Somewhere Along the Busselton Jetty

What better way to soak up the turquoise waters of Geographe Bay and get out close to the whale action than by journeying out to the end of the Busselton Jetty? Whether you’re happy tackling the 1.8km on foot or jump on the Jetty Train to enjoy a leisurely ride out to sea, you’ll be in prime position to spot whales frolicking in the bay.

While you’re there, get to know the other animals that call the ocean home by heading down into the Underwater Observatory – a spiral staircase that descends 8metres to the ocean floor, offering views of an incredible artificial reef based around the Jetty’s pylons that’s home to more than 300 species of coral, sponges, fish and invertebrates. You can hang out on the jetty for as long as you like with one of their day passes, making for a pretty awesome afternoon with the whales.

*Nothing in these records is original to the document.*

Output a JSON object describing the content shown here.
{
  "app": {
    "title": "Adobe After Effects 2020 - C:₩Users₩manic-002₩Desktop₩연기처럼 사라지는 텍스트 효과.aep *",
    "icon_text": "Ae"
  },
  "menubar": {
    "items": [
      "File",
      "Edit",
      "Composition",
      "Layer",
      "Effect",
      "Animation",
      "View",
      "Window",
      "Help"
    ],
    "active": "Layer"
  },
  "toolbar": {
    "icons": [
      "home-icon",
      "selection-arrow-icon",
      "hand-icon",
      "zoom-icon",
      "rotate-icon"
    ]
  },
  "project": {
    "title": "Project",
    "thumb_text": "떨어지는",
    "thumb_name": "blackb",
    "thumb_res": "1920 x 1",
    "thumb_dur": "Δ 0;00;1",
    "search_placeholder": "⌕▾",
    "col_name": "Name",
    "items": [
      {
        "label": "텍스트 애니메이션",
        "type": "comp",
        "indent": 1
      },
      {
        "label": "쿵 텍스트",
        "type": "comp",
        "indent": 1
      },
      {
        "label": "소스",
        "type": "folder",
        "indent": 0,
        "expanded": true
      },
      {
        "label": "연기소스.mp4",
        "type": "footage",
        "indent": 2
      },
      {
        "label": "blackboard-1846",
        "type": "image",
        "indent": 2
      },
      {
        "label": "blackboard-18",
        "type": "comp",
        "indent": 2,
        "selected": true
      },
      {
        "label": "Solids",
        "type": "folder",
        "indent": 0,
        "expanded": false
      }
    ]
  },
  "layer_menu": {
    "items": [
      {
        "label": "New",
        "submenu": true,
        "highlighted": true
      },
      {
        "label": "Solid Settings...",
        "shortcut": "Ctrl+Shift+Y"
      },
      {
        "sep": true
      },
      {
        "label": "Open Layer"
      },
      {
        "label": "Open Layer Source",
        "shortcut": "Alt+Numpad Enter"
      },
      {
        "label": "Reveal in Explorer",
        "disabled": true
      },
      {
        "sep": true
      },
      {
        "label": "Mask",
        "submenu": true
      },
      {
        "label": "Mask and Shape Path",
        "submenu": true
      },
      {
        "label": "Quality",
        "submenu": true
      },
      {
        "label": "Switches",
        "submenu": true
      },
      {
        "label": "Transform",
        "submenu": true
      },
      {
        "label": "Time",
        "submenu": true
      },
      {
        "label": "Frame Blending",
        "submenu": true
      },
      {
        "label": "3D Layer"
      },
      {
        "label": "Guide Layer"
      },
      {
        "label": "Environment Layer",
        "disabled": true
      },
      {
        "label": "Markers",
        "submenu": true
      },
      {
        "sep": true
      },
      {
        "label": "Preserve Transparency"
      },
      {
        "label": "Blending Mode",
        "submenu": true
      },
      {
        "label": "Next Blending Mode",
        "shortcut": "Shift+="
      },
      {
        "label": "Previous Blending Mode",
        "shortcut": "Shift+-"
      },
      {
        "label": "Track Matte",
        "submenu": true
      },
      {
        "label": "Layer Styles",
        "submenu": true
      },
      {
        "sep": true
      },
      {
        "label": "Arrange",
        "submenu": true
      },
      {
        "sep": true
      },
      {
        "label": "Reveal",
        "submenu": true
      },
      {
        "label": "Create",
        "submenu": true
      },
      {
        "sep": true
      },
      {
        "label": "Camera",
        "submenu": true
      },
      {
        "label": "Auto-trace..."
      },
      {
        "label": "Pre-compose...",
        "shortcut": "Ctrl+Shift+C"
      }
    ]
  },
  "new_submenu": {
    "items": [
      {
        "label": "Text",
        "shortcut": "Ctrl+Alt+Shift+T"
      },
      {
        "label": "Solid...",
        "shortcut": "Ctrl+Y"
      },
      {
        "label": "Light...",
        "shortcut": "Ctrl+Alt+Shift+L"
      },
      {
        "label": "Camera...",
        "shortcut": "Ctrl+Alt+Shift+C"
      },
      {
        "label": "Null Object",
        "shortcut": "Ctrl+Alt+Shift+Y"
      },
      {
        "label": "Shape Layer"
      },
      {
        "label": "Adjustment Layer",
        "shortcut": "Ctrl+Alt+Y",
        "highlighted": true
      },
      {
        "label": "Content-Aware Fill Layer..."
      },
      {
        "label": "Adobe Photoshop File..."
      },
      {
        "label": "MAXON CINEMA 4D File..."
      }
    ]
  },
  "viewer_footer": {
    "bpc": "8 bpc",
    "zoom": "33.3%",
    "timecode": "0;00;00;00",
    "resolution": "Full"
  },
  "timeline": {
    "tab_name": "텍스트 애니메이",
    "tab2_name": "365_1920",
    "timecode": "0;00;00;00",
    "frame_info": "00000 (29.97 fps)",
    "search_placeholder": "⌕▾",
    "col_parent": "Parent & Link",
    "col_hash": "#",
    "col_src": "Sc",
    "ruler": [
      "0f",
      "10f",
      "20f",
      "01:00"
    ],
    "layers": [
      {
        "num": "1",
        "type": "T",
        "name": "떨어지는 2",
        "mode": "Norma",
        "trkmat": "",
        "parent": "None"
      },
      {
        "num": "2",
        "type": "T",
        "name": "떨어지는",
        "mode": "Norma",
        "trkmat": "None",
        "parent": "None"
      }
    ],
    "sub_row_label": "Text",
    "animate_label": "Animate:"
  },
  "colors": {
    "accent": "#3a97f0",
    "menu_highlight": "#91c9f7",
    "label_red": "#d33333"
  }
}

Best time to see whales: October – December

Whale Watching

On a Locally Run Whale Watching Charter

The only way to really gauge the size and agility of the gigantic whales is to encounter them up close on a whale watching cruise- you’ll be in awe as you witness a small part of their magnificent journey and their antics along the way. The captains and crews of the local whale watching charters are incredibly experienced at recognising whale behaviour, and they know how to get you in the perfect spot to get a full view of these awesome creatures! Whether it’s luxury, comfort or a wild adventure you’re looking for, one of the region’s many whale watching charters will have the vessel for you – complete with on-board refreshments, expert commentary and even hydrophones that allow you to listen to the mesmerising sounds of whale song!

Depart from Augusta: June – August

Depart from Dunsborough/Busselton: September – December

Get yourself on a whale watching charter now for the experience of a lifetime!